If for nothing else, you should watch this movie over and over for the great work of its Cinematographer, Mikhail Krichman. Pause the movie anytime you wish and you'd get a magzine-cover-quality picture.
This was my first experience with Andrey Zvyagintsev and I am absolutely impressed. The level of pure and raw drama coming from this film is incredibly masterful and even more coming from a directorial debut. I am definitely going to check out all of his films.
The acting is simply phenomenal. I don't know russian but I do know a few phrases and expressions; these actors pulled them off incredibly. You could sense every sense of frustration and dramatic tension from every small detail that these actors gave. You expect a good performance from an adult actor but it's very rare to see one as good from a child actor. The child in this film was at the same level…
An immediate comparison I made with Leviathan about this film is how slow it started. It takes its time to carve the relationship between the father and the two brothers. Zvyagintsev seems to be a student in Tarkovsky's school of "just let the camera roll", but with slightly more movement.
In some sense this film is also a thriller, since the father's mysterious quest from place to place left the brothers (and the audience) keep guessing what kind of vague direction he's going to take them to. At some point we will have learned what kind of man the father was, yet he remains unpredictable and it keeps you guessing what this all will lead to.
I will say when…
- Beasts of the Southern Wild
- Lilya 4-Ever
- Dancer in the Dark
- Life Is Beautiful
- The Tree of Life
- The New World
- The Better Angels
Some of the greatest camerawork of all-time, in my opinion.
- The Pitfall
- The Night of the Hunter
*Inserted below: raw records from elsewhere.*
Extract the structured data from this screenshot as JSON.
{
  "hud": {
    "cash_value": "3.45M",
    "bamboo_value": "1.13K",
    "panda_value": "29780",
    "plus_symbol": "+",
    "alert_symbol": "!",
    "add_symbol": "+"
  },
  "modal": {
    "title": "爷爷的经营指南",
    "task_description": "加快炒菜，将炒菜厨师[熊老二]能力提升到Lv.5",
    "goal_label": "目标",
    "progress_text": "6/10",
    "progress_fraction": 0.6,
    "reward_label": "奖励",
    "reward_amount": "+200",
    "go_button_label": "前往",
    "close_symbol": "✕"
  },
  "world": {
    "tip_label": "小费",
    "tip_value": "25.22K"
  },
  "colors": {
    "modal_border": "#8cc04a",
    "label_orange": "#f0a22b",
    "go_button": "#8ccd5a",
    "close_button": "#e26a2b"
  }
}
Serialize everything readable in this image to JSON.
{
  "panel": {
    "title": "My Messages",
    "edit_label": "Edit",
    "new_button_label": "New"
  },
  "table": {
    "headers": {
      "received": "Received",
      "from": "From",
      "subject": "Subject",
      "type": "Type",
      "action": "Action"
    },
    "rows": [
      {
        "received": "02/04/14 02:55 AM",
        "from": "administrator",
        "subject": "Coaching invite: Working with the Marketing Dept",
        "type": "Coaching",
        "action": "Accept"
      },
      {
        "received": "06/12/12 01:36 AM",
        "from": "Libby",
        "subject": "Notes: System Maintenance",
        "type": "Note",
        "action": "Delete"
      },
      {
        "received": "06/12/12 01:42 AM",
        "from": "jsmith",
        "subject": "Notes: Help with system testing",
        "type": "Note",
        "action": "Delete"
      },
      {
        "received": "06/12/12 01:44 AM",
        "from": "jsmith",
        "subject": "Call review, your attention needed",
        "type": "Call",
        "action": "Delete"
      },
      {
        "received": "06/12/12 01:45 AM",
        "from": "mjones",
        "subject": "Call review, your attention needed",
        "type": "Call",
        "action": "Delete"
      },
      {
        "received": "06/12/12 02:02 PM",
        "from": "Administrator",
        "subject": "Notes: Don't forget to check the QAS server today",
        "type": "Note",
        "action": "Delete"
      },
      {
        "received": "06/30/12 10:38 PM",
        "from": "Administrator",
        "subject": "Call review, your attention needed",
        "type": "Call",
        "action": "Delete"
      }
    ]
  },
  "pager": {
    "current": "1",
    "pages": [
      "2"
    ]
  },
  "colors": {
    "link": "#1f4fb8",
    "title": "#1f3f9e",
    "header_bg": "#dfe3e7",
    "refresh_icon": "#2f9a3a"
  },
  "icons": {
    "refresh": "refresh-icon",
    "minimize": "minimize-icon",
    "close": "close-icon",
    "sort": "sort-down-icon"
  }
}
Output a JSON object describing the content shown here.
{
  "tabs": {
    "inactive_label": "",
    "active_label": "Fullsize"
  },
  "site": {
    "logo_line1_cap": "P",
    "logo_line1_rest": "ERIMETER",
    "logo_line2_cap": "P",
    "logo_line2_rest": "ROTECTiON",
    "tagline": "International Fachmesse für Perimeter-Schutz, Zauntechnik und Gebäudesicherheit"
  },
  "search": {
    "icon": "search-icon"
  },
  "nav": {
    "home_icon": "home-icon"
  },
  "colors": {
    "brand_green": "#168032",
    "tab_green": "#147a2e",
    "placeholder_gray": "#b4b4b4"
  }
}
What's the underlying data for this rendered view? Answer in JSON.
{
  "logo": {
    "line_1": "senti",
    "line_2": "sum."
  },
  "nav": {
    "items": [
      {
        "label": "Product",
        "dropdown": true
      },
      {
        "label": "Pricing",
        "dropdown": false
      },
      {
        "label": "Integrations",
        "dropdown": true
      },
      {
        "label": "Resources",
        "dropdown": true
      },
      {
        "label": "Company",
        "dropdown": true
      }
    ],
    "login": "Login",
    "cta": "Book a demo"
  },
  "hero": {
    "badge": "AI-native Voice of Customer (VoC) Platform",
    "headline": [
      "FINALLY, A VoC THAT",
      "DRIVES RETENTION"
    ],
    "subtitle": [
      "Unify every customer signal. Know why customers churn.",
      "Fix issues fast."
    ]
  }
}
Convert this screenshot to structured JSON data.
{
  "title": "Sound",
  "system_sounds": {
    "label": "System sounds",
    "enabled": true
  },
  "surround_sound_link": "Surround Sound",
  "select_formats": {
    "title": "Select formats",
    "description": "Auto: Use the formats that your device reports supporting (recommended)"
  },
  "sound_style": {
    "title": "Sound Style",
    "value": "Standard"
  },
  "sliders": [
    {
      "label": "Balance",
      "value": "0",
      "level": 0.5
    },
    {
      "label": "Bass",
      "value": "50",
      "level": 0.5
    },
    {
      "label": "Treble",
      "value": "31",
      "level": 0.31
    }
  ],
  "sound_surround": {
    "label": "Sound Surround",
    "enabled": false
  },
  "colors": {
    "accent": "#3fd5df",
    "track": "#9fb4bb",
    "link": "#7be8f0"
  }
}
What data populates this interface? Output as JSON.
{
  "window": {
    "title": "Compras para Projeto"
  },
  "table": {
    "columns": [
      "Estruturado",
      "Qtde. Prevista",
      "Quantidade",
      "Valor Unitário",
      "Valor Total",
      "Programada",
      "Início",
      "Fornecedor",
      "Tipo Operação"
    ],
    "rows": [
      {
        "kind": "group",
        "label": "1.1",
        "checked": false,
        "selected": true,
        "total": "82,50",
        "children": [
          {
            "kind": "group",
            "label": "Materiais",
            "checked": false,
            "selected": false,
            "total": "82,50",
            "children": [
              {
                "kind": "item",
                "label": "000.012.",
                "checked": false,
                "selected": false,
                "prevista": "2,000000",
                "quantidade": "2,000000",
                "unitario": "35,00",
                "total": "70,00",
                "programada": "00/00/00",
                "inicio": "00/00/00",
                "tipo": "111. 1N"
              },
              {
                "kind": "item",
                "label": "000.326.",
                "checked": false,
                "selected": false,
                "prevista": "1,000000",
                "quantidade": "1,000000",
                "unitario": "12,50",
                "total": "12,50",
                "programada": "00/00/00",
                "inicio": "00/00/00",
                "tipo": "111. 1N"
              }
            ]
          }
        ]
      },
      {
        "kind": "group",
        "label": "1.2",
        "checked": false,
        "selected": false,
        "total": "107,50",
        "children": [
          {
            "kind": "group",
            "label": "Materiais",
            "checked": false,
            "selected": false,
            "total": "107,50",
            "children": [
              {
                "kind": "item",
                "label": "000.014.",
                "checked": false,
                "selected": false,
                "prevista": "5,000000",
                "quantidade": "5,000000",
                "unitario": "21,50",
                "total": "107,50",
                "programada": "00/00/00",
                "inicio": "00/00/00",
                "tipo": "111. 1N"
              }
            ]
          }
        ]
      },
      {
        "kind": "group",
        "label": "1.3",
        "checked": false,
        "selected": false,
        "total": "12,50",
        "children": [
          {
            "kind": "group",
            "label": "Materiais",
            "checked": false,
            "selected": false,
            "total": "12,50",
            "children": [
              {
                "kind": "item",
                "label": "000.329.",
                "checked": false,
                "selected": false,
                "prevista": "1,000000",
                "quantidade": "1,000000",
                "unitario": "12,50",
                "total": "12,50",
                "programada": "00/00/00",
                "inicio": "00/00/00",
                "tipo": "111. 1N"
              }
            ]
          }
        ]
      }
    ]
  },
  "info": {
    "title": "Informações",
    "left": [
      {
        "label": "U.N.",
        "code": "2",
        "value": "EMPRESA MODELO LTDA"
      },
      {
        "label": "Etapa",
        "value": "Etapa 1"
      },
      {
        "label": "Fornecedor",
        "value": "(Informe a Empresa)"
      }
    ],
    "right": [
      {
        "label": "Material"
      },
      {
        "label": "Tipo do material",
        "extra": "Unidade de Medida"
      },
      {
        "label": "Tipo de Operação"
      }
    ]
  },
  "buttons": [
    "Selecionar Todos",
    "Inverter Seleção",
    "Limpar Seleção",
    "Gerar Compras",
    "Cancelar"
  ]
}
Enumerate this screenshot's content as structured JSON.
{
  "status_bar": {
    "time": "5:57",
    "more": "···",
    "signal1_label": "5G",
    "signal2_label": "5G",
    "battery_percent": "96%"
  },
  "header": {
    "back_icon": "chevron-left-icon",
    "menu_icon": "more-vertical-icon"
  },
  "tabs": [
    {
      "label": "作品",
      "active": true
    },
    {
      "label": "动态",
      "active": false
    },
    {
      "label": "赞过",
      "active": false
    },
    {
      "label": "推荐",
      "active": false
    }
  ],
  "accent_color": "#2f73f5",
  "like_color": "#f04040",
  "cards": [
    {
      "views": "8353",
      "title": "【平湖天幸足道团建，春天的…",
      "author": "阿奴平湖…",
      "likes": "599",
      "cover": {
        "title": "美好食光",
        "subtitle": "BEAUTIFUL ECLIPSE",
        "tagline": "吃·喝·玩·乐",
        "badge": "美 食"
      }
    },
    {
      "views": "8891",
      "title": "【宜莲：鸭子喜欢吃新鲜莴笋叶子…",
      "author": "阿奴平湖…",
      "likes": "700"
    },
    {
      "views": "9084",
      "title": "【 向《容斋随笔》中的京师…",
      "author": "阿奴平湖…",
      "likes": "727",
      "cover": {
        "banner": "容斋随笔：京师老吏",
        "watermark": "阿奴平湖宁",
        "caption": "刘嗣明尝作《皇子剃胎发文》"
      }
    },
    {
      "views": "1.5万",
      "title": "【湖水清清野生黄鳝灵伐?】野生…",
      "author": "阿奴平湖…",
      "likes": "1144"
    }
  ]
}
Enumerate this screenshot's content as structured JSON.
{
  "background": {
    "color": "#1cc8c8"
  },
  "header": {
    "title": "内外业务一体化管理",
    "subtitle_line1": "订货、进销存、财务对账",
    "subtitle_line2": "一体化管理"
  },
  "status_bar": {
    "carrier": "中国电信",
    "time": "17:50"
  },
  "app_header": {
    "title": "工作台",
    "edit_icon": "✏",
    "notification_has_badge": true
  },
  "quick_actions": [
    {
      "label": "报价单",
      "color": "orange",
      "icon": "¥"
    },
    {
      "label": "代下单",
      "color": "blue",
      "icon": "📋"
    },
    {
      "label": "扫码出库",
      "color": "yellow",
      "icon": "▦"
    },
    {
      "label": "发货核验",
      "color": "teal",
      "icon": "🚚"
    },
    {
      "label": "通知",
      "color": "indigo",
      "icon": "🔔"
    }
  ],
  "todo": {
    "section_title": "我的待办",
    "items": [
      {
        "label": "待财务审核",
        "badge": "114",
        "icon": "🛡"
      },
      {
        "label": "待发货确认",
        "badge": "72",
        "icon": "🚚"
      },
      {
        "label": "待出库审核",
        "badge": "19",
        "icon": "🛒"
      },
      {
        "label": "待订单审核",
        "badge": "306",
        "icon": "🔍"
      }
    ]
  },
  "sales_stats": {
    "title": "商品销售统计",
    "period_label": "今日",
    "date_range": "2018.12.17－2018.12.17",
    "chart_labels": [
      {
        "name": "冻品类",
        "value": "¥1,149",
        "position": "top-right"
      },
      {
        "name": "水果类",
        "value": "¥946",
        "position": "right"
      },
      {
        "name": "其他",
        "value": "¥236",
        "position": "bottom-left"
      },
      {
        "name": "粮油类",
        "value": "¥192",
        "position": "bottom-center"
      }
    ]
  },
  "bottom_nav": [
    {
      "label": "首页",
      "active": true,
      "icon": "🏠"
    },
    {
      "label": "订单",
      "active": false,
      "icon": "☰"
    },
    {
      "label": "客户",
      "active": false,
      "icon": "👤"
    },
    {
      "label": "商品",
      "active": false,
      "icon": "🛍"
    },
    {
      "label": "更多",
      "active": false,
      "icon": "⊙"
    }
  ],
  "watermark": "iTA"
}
- Dead Man's Letters
- Reservoir Dogs
What are the great directorial debuts?
To be clear, I am talking about feature debuts - they may have worked…